Shaken Baby Syndrome
Shaken Baby Syndrome (SBS), a form of abusive head trauma, occurs when an adult or older child violently shakes a young child, sometimes hitting the baby's head on a surface such as a bed or floor. Nearly all victims of SBS have serious health consequences, such as brain injury, cerebral palsy, seizures and paralysis, and at least one of every four babies who are violently shaken dies. Most adults who admit to shaking a baby say that they became frustrated and upset when the baby would not stop crying. Evidence based research suggests that programs that teach parents and caregivers about the dangers of shaking a baby, as well as ways to cope with the stresses of caring for a child, are very effective in reducing the incidence of SBS. In New York State, all hospitals are required to offer new parents the option of viewing a video on Shaken Baby Syndrome, including ways to cope with a crying child. It is important to reach as many current or future caregivers as possible to share this important message with them:
Never, Ever, Shake, a Baby
The following resources are provided as guide to conducting your agency's SBS prevention program. The materials below may be used to increase community awareness and implement prevention strategies.
- Designing a Shaken Baby Syndrome Intervention for Your Community
- Letter to the Editor
- Shaken Baby Syndrome Presentation (PPT) and Guidelines for Delivering the Presentation (PDF)
- Shaken Baby Syndrome Fact Sheet

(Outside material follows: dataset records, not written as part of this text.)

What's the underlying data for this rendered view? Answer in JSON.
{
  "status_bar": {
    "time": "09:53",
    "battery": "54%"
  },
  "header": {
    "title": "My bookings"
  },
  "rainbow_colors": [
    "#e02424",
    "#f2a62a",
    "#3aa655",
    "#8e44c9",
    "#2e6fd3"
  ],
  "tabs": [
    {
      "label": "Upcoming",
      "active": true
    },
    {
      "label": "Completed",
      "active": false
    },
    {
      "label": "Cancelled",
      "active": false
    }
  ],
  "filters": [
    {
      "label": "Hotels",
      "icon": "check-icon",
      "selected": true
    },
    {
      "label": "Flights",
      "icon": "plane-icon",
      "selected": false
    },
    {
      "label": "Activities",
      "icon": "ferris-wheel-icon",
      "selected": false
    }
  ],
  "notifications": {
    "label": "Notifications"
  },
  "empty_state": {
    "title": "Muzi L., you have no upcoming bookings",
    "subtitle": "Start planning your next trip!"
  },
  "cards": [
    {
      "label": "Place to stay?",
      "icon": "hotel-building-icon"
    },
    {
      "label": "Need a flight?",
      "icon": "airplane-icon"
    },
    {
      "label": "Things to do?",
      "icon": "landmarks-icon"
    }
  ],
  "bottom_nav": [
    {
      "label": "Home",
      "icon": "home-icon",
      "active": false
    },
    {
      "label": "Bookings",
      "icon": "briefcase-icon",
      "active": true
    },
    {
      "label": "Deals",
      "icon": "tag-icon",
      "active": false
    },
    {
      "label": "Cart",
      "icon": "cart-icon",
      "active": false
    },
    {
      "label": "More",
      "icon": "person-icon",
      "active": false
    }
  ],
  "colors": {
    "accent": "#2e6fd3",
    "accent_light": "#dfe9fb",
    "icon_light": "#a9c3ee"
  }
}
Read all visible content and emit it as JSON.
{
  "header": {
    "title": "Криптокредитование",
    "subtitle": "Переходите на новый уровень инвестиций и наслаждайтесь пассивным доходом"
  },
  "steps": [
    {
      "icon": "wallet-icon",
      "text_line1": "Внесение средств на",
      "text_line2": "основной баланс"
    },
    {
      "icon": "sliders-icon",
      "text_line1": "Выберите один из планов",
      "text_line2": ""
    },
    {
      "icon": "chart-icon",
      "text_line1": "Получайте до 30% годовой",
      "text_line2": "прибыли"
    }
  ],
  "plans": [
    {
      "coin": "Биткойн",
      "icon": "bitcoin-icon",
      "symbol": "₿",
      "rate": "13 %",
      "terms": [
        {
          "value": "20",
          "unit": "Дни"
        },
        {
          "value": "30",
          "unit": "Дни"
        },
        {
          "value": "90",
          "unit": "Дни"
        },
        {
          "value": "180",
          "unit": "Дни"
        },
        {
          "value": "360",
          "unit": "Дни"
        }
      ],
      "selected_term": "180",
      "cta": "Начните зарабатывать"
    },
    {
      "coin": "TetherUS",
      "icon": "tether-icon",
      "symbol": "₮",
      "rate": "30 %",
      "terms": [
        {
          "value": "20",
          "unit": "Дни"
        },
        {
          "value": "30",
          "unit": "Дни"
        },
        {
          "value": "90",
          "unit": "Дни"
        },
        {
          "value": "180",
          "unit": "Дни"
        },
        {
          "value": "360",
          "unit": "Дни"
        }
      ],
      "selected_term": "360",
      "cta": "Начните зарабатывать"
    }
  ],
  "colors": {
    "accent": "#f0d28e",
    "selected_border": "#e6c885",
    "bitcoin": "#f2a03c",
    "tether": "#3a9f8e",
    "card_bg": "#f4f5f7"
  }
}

Information for Parents
The following are tools and educational resources for parents and caregivers to help prevent Shaken Baby Syndrome.
- List of Tips for Soothing a Crying Infant
- Important Phone Numbers
- "Never, Ever, Shake A Baby" Videos
Below is a list of hotlines and additional websites that parents and caregivers can refer to for more information and support.